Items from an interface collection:
::::

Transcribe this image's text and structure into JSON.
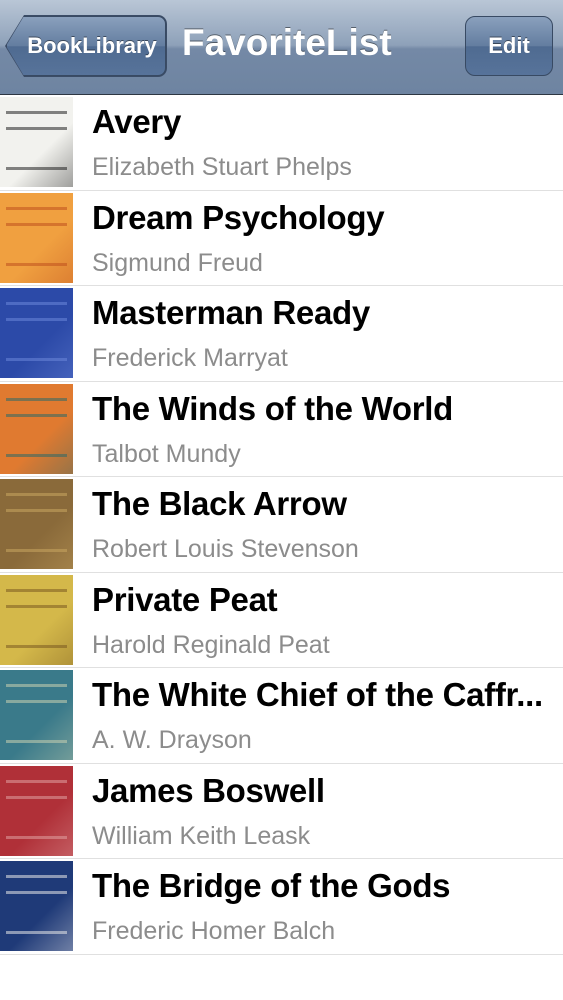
{
  "nav": {
    "back_label": "BookLibrary",
    "title": "FavoriteList",
    "edit_label": "Edit"
  },
  "books": [
    {
      "title": "Avery",
      "author": "Elizabeth Stuart Phelps",
      "cover_color": "#f2f2ee",
      "cover_accent": "#222222"
    },
    {
      "title": "Dream Psychology",
      "author": "Sigmund Freud",
      "cover_color": "#f0a040",
      "cover_accent": "#c0501e"
    },
    {
      "title": "Masterman Ready",
      "author": "Frederick Marryat",
      "cover_color": "#2c4aa8",
      "cover_accent": "#6b86d8"
    },
    {
      "title": "The Winds of the World",
      "author": "Talbot Mundy",
      "cover_color": "#e07a30",
      "cover_accent": "#2a6a6a"
    },
    {
      "title": "The Black Arrow",
      "author": "Robert Louis Stevenson",
      "cover_color": "#8a6a3a",
      "cover_accent": "#c8a560"
    },
    {
      "title": "Private Peat",
      "author": "Harold Reginald Peat",
      "cover_color": "#d4b84a",
      "cover_accent": "#7a5a20"
    },
    {
      "title": "The White Chief of the Caffr...",
      "author": "A. W. Drayson",
      "cover_color": "#3a7a8a",
      "cover_accent": "#c8d0b0"
    },
    {
      "title": "James Boswell",
      "author": "William Keith Leask",
      "cover_color": "#b03038",
      "cover_accent": "#e0a0a0"
    },
    {
      "title": "The Bridge of the Gods",
      "author": "Frederic Homer Balch",
      "cover_color": "#1f3a78",
      "cover_accent": "#e8e8e8"
    }
  ]
}
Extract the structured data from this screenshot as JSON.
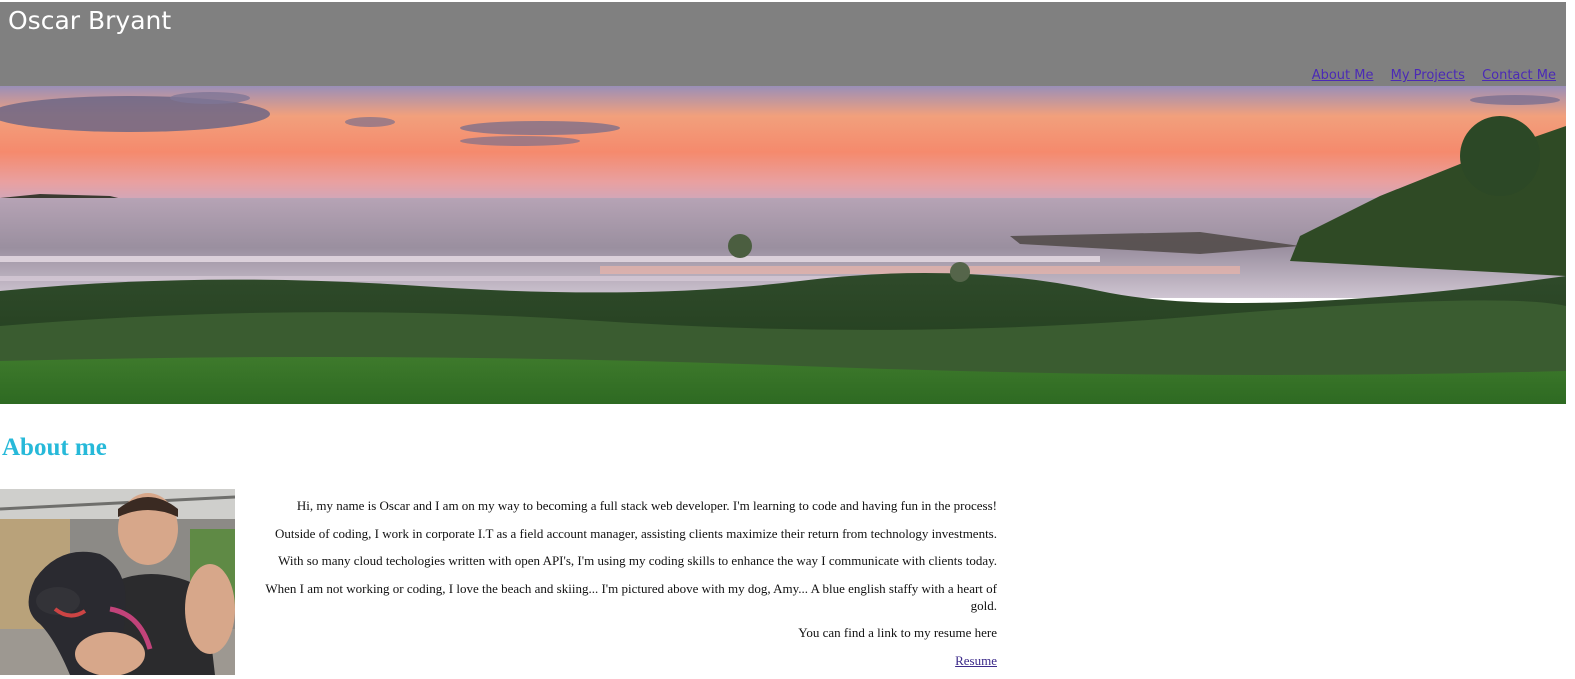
{
  "header": {
    "title": "Oscar Bryant",
    "nav": [
      {
        "label": "About Me"
      },
      {
        "label": "My Projects"
      },
      {
        "label": "Contact Me"
      }
    ],
    "background_color": "#808080",
    "link_color": "#4b2ab6"
  },
  "hero": {
    "image": "sunset-beach-banner"
  },
  "about": {
    "heading": "About me",
    "heading_color": "#27b9d9",
    "photo": "photo-of-man-with-dog",
    "paragraphs": [
      "Hi, my name is Oscar and I am on my way to becoming a full stack web developer. I'm learning to code and having fun in the process!",
      "Outside of coding, I work in corporate I.T as a field account manager, assisting clients maximize their return from technology investments.",
      "With so many cloud techologies written with open API's, I'm using my coding skills to enhance the way I communicate with clients today.",
      "When I am not working or coding, I love the beach and skiing... I'm pictured above with my dog, Amy... A blue english staffy with a heart of gold.",
      "You can find a link to my resume here"
    ],
    "resume_link": "Resume"
  }
}
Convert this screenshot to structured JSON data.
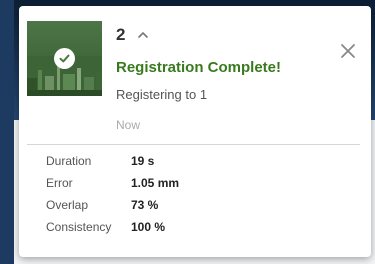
{
  "notification": {
    "count": "2",
    "title": "Registration Complete!",
    "subtitle": "Registering to 1",
    "time": "Now",
    "accent_color": "#3a7a1e",
    "status_icon": "check-circle-icon",
    "expand_icon": "chevron-up-icon",
    "close_icon": "close-icon"
  },
  "stats": [
    {
      "label": "Duration",
      "value": "19 s"
    },
    {
      "label": "Error",
      "value": "1.05 mm"
    },
    {
      "label": "Overlap",
      "value": "73 %"
    },
    {
      "label": "Consistency",
      "value": "100 %"
    }
  ]
}
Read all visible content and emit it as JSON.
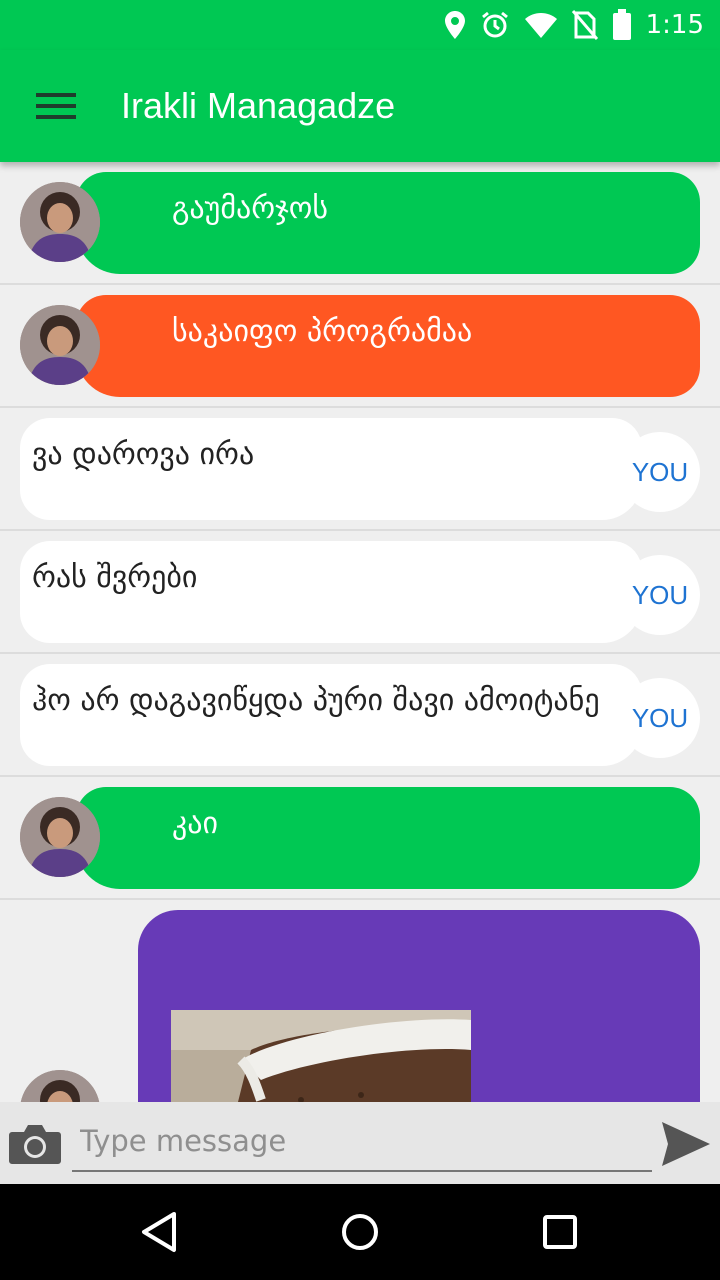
{
  "status_bar": {
    "time": "1:15",
    "icons": [
      "location-icon",
      "alarm-icon",
      "wifi-icon",
      "no-sim-icon",
      "battery-icon"
    ]
  },
  "app_bar": {
    "title": "Irakli Managadze",
    "menu_icon": "hamburger-menu-icon"
  },
  "messages": [
    {
      "sender": "them",
      "text": "გაუმარჯოს",
      "color": "#00c853"
    },
    {
      "sender": "them",
      "text": "საკაიფო პროგრამაა",
      "color": "#ff5722"
    },
    {
      "sender": "me",
      "text": "ვა დაროვა ირა",
      "badge": "YOU"
    },
    {
      "sender": "me",
      "text": "რას შვრები",
      "badge": "YOU"
    },
    {
      "sender": "me",
      "text": "ჰო არ დაგავიწყდა პური შავი ამოიტანე",
      "badge": "YOU"
    },
    {
      "sender": "them",
      "text": "კაი",
      "color": "#00c853"
    },
    {
      "sender": "them",
      "type": "image",
      "image": "cake-photo",
      "color": "#673ab7"
    }
  ],
  "composer": {
    "placeholder": "Type message",
    "value": "",
    "camera_icon": "camera-icon",
    "send_icon": "send-icon"
  },
  "nav_bar": {
    "buttons": [
      "back-icon",
      "home-icon",
      "recents-icon"
    ]
  },
  "colors": {
    "primary": "#00c853",
    "title_text": "#ffffff",
    "you_badge_text": "#1e73d2"
  }
}
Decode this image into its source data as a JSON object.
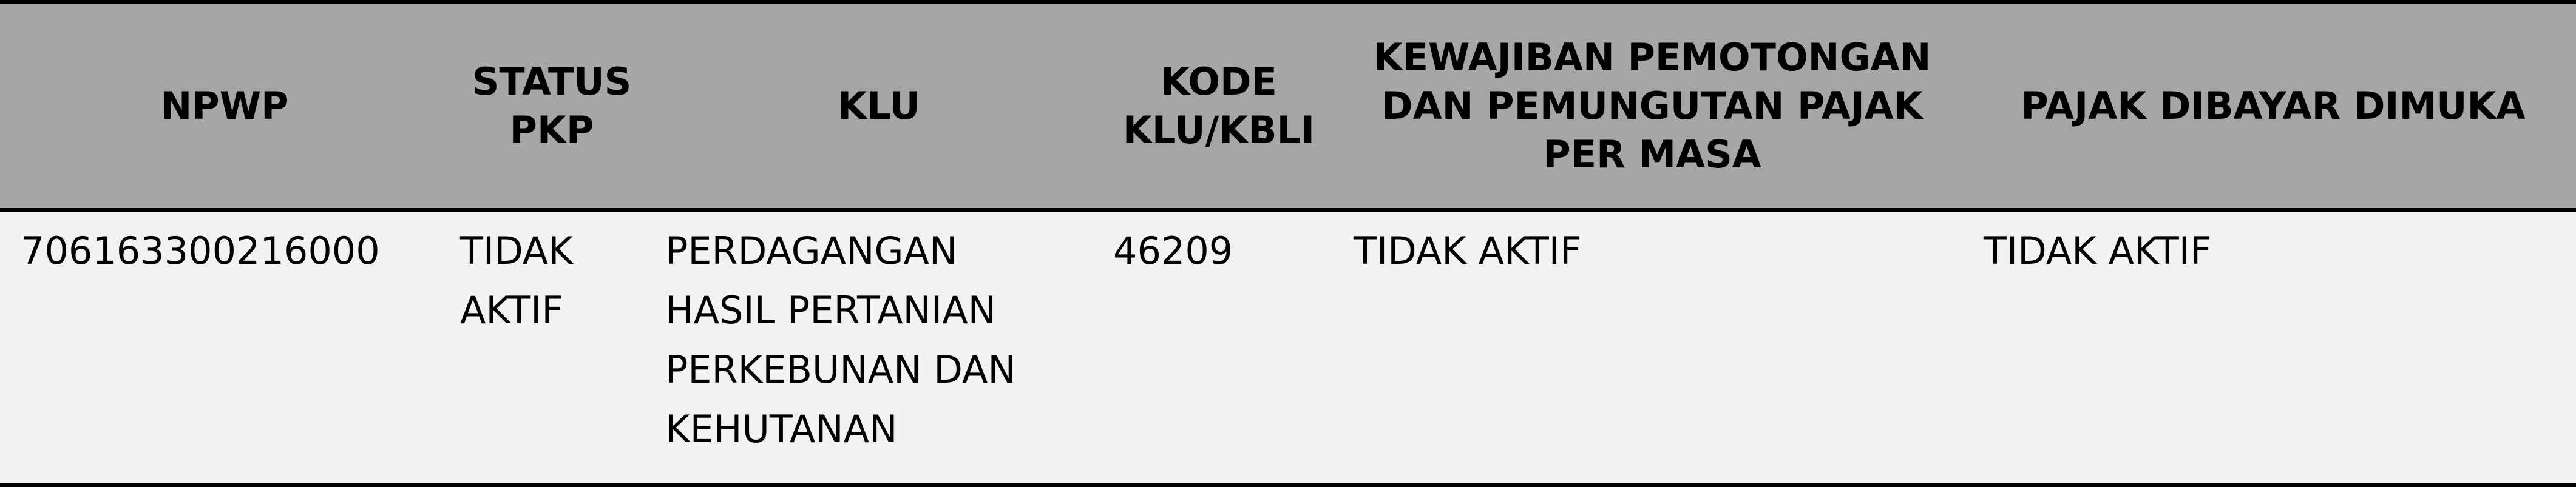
{
  "table": {
    "headers": [
      "NPWP",
      "STATUS\nPKP",
      "KLU",
      "KODE\nKLU/KBLI",
      "KEWAJIBAN PEMOTONGAN\nDAN PEMUNGUTAN PAJAK\nPER MASA",
      "PAJAK DIBAYAR DIMUKA"
    ],
    "rows": [
      [
        "706163300216000",
        "TIDAK\nAKTIF",
        "PERDAGANGAN\nHASIL PERTANIAN\nPERKEBUNAN DAN\nKEHUTANAN",
        "46209",
        "TIDAK AKTIF",
        "TIDAK AKTIF"
      ]
    ]
  },
  "colors": {
    "header_background": "#a6a6a6",
    "row_background": "#f2f2f2",
    "border": "#000000",
    "text": "#000000"
  }
}
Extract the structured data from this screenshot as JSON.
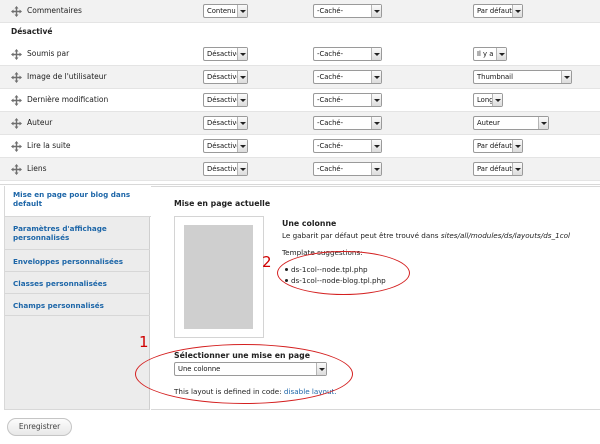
{
  "rows": [
    {
      "label": "Commentaires",
      "format": "Contenu",
      "label_setting": "-Caché-",
      "display": "Par défaut"
    },
    {
      "label": "Soumis par",
      "format": "Désactivé",
      "label_setting": "-Caché-",
      "display": "Il y a"
    },
    {
      "label": "Image de l'utilisateur",
      "format": "Désactivé",
      "label_setting": "-Caché-",
      "display": "Thumbnail"
    },
    {
      "label": "Dernière modification",
      "format": "Désactivé",
      "label_setting": "-Caché-",
      "display": "Long"
    },
    {
      "label": "Auteur",
      "format": "Désactivé",
      "label_setting": "-Caché-",
      "display": "Auteur"
    },
    {
      "label": "Lire la suite",
      "format": "Désactivé",
      "label_setting": "-Caché-",
      "display": "Par défaut"
    },
    {
      "label": "Liens",
      "format": "Désactivé",
      "label_setting": "-Caché-",
      "display": "Par défaut"
    }
  ],
  "region_header": "Désactivé",
  "vertical_tabs": [
    "Mise en page pour blog dans default",
    "Paramètres d'affichage personnalisés",
    "Enveloppes personnalisées",
    "Classes personnalisées",
    "Champs personnalisés"
  ],
  "panel": {
    "title": "Mise en page actuelle",
    "layout_name": "Une colonne",
    "layout_desc_prefix": "Le gabarit par défaut peut être trouvé dans ",
    "layout_desc_path": "sites/all/modules/ds/layouts/ds_1col",
    "suggestions_title": "Template suggestions:",
    "suggestions": [
      "ds-1col--node.tpl.php",
      "ds-1col--node-blog.tpl.php"
    ],
    "select_label": "Sélectionner une mise en page",
    "select_value": "Une colonne",
    "defined_text": "This layout is defined in code: ",
    "defined_link": "disable layout."
  },
  "annotations": {
    "one": "1",
    "two": "2"
  },
  "save_button": "Enregistrer",
  "colors": {
    "link": "#1d66a8",
    "annotation": "#d42020",
    "row_alt": "#f2f2f2"
  }
}
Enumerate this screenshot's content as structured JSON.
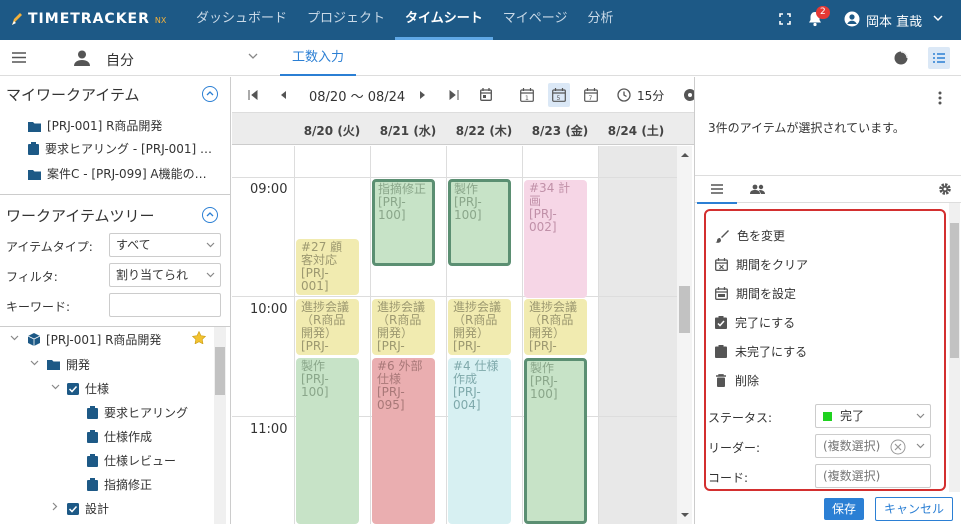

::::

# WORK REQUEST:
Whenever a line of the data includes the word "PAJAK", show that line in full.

# RESPONSE:
      "KEWAJIBAN PEMOTONGAN\nDAN PEMUNGUTAN PAJAK\nPER MASA",
      "PAJAK DIBAYAR DIMUKA"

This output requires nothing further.